Bestseller. Amazon Bestseller. New York Times Bestseller.
It’s a constant mantra in the writing and publishing industry. Write more, market more, sell more. Those words can be found on nearly every blog from nearly every writer or publisher disguised in a variety of ways.
My first publisher warned me about launch day – don’t expect too much, this is a long process, it takes time and larger catalogs to get the sales numbers you’re expecting, etc.
He was trying to soften the blow of disappointment most first time authors experience. A kind gesture really, but my anxiety and frustration leading to launch day had nothing to do with expectations for sales. It was merely a matter of the push and conflict to get there.
I recently spoke with another publisher. This man’s enthusiasm is absolutely contagious. I mean, he is seriously pumped to make sure one of his authors becomes a bestseller. And hell, I believe he’ll get exactly that. They have a host of talented authors who will do well, if not extraordinarily well.
He said, “One of you are going to be a bestseller, it’s a matter of odds.”
He’s right, but it brought up a dilemma I’ve struggled with since I started writing. In fact, as I clumsily described what I wanted for my career and from them as a publisher, I inadvertently offended their marketing director by implying I didn’t their services to market. Nothing could be further from the truth.

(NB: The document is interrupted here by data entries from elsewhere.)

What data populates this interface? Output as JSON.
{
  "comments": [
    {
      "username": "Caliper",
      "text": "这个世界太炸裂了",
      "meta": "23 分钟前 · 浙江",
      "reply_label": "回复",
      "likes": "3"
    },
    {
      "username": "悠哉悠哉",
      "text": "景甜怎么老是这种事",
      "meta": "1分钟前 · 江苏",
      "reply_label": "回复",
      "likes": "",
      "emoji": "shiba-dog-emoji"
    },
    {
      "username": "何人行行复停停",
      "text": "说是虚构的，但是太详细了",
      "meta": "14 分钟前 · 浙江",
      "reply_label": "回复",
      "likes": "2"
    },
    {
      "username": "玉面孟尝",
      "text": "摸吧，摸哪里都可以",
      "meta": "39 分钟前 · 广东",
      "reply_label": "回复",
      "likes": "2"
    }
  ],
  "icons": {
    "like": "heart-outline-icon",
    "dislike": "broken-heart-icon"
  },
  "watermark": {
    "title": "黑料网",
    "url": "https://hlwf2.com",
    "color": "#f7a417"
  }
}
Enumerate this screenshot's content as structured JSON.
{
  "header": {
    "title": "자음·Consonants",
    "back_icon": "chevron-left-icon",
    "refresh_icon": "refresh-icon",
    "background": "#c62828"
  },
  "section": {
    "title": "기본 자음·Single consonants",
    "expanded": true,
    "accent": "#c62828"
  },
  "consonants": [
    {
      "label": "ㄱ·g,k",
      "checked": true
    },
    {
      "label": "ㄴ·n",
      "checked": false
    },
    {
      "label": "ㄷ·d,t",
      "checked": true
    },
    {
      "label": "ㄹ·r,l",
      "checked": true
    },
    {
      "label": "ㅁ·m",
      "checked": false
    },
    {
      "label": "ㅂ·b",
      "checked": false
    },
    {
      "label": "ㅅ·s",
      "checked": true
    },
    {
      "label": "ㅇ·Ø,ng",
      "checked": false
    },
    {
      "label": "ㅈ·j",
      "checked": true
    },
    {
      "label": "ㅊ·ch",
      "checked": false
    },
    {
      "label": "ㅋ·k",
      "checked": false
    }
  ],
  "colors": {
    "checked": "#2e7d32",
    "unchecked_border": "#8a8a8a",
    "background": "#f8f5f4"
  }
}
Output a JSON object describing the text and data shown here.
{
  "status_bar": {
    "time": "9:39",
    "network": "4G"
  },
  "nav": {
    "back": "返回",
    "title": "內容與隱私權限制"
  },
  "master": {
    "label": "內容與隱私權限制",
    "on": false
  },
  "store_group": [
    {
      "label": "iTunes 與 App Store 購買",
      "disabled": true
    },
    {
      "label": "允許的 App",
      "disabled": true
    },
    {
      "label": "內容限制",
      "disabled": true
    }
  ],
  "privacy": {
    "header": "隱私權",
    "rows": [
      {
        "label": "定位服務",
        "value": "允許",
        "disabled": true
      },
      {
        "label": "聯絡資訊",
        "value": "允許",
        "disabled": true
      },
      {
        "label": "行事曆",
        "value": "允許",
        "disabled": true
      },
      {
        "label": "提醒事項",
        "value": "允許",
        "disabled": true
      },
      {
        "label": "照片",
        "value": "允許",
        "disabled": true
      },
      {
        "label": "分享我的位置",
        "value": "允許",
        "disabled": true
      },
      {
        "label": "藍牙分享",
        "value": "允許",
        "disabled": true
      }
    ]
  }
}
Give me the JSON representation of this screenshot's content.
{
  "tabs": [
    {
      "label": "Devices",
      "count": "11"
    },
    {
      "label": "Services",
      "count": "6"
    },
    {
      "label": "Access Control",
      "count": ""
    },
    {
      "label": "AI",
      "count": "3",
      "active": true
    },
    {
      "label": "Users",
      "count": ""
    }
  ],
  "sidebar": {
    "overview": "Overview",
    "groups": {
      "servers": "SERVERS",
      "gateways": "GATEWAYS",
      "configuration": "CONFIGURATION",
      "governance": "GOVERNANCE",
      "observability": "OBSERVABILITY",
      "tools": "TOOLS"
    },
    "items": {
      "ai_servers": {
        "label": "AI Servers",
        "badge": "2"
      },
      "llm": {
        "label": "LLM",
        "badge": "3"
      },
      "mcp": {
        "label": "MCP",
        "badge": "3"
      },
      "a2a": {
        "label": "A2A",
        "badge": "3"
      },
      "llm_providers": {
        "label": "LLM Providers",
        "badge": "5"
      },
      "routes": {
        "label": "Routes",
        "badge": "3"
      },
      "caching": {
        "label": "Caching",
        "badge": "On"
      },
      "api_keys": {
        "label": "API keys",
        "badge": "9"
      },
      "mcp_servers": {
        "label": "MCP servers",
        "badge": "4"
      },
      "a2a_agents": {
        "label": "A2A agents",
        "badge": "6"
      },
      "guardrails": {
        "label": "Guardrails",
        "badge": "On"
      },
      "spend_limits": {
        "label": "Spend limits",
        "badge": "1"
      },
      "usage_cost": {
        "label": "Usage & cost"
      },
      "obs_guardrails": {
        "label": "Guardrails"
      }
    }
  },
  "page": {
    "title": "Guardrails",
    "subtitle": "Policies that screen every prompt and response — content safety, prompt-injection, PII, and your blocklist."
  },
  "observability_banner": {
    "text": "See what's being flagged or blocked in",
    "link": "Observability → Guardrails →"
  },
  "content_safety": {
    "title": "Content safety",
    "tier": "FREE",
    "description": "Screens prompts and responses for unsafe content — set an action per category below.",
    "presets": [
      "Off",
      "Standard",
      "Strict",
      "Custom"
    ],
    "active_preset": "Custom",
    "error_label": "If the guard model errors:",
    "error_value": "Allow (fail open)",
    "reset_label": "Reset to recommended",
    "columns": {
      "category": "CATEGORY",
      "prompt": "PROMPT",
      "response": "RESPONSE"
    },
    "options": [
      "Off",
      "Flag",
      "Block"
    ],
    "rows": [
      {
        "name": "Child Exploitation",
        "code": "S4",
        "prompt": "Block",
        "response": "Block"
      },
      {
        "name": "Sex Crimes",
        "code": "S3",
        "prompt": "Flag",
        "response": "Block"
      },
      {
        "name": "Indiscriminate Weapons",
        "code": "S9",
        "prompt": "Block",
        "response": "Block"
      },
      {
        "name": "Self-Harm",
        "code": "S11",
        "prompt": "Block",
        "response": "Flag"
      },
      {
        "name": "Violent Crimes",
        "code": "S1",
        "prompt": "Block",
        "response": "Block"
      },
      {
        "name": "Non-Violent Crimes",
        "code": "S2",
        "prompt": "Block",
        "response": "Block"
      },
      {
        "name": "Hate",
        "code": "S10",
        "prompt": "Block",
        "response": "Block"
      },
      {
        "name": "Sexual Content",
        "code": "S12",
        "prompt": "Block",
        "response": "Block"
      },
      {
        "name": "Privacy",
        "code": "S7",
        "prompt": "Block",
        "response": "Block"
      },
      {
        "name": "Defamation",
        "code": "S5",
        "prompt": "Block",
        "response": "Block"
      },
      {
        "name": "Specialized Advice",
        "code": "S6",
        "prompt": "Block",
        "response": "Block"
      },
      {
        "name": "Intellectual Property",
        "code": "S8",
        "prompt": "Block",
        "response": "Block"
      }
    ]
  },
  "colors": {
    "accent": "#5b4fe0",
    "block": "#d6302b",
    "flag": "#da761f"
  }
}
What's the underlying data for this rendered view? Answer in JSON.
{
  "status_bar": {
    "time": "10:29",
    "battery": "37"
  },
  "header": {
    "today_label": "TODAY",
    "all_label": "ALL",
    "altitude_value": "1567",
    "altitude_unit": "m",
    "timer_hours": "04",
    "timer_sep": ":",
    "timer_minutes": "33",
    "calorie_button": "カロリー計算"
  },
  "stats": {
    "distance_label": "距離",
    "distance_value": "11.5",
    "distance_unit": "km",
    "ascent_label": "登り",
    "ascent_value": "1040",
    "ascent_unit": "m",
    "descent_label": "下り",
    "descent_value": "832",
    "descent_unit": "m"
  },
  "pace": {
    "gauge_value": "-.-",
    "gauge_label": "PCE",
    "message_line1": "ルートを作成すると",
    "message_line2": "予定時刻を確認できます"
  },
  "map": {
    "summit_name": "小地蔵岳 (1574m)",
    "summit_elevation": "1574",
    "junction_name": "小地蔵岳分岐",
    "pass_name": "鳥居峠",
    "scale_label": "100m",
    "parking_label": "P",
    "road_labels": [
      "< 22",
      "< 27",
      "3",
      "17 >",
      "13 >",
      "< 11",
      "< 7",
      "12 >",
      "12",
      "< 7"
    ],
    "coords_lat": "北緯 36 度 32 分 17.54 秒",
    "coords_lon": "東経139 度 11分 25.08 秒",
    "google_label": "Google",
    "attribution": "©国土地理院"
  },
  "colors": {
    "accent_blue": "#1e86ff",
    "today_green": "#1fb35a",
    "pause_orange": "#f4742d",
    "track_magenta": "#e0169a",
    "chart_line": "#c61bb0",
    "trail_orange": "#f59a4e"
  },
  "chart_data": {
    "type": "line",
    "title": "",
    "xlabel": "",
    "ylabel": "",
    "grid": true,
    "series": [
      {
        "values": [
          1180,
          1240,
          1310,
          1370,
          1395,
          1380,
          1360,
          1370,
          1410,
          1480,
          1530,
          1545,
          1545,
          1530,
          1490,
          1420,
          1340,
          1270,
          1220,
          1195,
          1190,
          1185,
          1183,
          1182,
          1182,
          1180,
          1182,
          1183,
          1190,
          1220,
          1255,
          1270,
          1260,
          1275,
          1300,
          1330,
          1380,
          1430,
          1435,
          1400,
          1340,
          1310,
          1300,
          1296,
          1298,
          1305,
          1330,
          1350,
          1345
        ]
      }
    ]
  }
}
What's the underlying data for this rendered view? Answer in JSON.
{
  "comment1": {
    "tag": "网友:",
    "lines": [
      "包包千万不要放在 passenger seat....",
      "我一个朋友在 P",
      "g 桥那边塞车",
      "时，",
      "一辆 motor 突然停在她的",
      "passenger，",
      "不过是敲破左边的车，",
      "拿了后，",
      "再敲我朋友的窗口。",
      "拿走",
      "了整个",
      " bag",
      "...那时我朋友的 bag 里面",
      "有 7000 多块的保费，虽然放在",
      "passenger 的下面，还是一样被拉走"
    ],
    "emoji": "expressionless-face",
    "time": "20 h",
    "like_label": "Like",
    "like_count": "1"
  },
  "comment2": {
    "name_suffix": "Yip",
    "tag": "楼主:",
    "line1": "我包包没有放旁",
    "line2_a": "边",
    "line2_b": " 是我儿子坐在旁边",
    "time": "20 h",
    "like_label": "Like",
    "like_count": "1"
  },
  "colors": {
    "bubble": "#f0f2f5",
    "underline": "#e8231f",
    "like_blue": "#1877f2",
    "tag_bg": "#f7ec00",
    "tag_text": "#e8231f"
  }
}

Why? Because I don’t really market, but this goes back to the title of my post.
In all the conversations I’ve had with writers and publishers, not one of them actually listened to or believed me when I said, “I don’t write to be a bestseller. I write because I have no other way to get rid of the stories in my head. Whether I sell one book or a thousand, it doesn’t matter because I have to write.”
“Oh, that’s not true because I know you’d be thrilled to see your name on that list,” they’ll say.
“Right, but you’d be happy with the money,” they’ll assert.
“Every writer who says that is lying to themselves,” they’ll challenge.
In the exhaustion of yet another failed attempt at communication, I quietly slip away to the peaceful silence of my gatehouse. Here, the trees know why I write. Their reverent observation encourages self-reflection and honest words. With shushing whispers and ancient wisdom, they speak of being true to my vision, the one compelling me to write this post today.
I admire the authors I know that spend hours trying to achieve amazing success in publishing. But that’s their path, and I respect the hell out of it. My path is different, something I realized very early on, but couldn’t quite put into words until now.
My goals as an author are modest – write, edit, format, cover, and print.
Their simplicity has nothing to do with avoiding work. Hell, writing a book or several is damn hard work, and I believe in every story I write. But it’s not about sales or notoriety. It’s not about being on some list, like an international show dog on display. It’s not about proving my worth or ability as an author.
This is about looking back in fifty years, taking my very last breath while lying next to the man I love, and smiling one last time, knowing I accomplished everything I wanted to, knowing I lived my passion well.